Sunday, March 10, 2013

Who is the Real Prodigal in the Story?

As I write, I am thinking this:  is there any other parable that Jesus has given us that is more famous that the Parable of the Prodigal son?

I hope to have a few young men between the ages of 18 and 24 in church for this gospel.  They will receive my invite to stand for a moment.  I will ask them these questions:  Do you see any part of the younger man in yourselves?  This young men felt that he knew the way of the world.  Are you ambitious?  Are you impetuous?  Are you naive?  Do you feel there is a place somewhere out there in this world that is just waiting for you and all your brilliance?  If you don't feel that you are possessed by these same feelings, then something is amiss.  To search and to long for something is a characteristic of youthfulness around the world.   How painful it must be to be possessed by the same feelings but situated in a third world country where getting up and out is so very difficult.  Do you remember the Wizard of Oz movie?  That is what youthful Dorothy wants to experience as she sings out "Somewhere over the rainbow."  And we know that most who are taken by such desires may find themselves back at home all too soon!  You will return home most likely beaten up a little but a person who has earned a degree from the school of hard knocks!

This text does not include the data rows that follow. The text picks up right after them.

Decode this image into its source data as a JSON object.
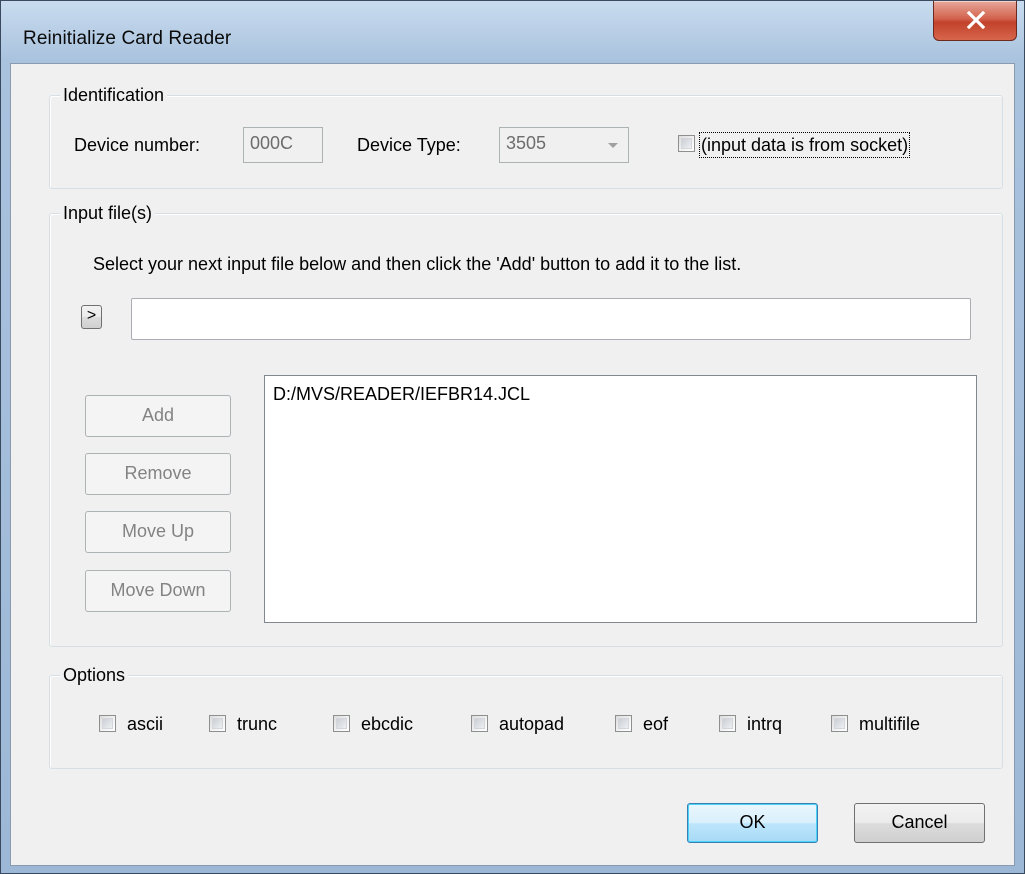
{
  "window": {
    "title": "Reinitialize Card Reader"
  },
  "identification": {
    "group_label": "Identification",
    "device_number_label": "Device number:",
    "device_number_value": "000C",
    "device_type_label": "Device Type:",
    "device_type_value": "3505",
    "socket_checkbox_label": "(input data is from socket)"
  },
  "input_files": {
    "group_label": "Input file(s)",
    "instructions": "Select your next input file below and then click the 'Add' button to add it to the list.",
    "browse_button_label": ">",
    "file_path_value": "",
    "add_label": "Add",
    "remove_label": "Remove",
    "move_up_label": "Move Up",
    "move_down_label": "Move Down",
    "files": [
      "D:/MVS/READER/IEFBR14.JCL"
    ]
  },
  "options": {
    "group_label": "Options",
    "items": [
      {
        "label": "ascii"
      },
      {
        "label": "trunc"
      },
      {
        "label": "ebcdic"
      },
      {
        "label": "autopad"
      },
      {
        "label": "eof"
      },
      {
        "label": "intrq"
      },
      {
        "label": "multifile"
      }
    ]
  },
  "footer": {
    "ok_label": "OK",
    "cancel_label": "Cancel"
  },
  "colors": {
    "dialog_background": "#f0f0f0",
    "close_button": "#c2422b",
    "default_button_border": "#3c7fb1"
  }
}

There is a question that theologians have asked so often.  It is this:  "Who is it that Jesus is addressing using this parable?  Is it the younger son?  If you see Rembrandt's painting, The Return of the Prodigal, you might notice others in the painting.  Where Jesus was, he was speaking to sinners who were coming to him for help.  There were also others who had come to hear Jesus speak.  Some who wanted to trip him up, to find him guilty of improper preaching; also some of the local religious leaders.

Some commentators see that it is "the wider audience" to whom Jesus is speaking.  But first we have to realize that Jesus is including this parable along with two others that were related:  a lost coin, the lost sheep.  So sheep, coin and son.  All were lost in one way or another.  Why does Jesus use these three parables together?  What is there that these three share?  Oh, by the way, I have told the young people to sit down by this time!!!  I did not forget them.

Again what, then is the purpose of these parables?  We should see the three parables as expressions of human pain when something or someone is lost.  In the gospel today, the prodigal son experience, he wants you and me to see that the heart of the father had been broken by the lost son.  The father probably knew down deep in his heart that his younger son would be so much more enjoyable to have around the house than the older brother who showed his true colors when he heard the noise coming from the party the father had for his son who had been found.  The father is so grateful that the younger man had come home and all the household is jubilant.  That older brother must have been a genuine pain for the rest of the people who worked for the father.

This parable provides each of us with the extraordinary opportunity to sit down with Jesus and let him tell us about the Father's love for us and others who have wandered away but who have returned.  Let's not consider talking about how grateful we might be that God has welcomed us back into his house if we have let sin separate us from him.  Let's think about how we might be like the older son.  Are there any in our family, our communities, with whom we need to bring words of reconciliation?  Are there moments when me might react like those who might have held self-righteous judgment against the returned son?

And what ever happened to the older brother?  Jesus is not all that clear.  Perhaps he wanted each of us to answer that question.  He would know if we keep someone at arms length, refusing to accept that person nor not.  How would you react to circumstances applicable in our time?  Like the immigration issue?  Dealing with Tea Party members of Congress?  Members of the parish who really think and speak differently than you do?  Would your attitudes or words prevent some from coming back into the Church?  How would you accept a black man from Ghana, for example, as the leader of your Church?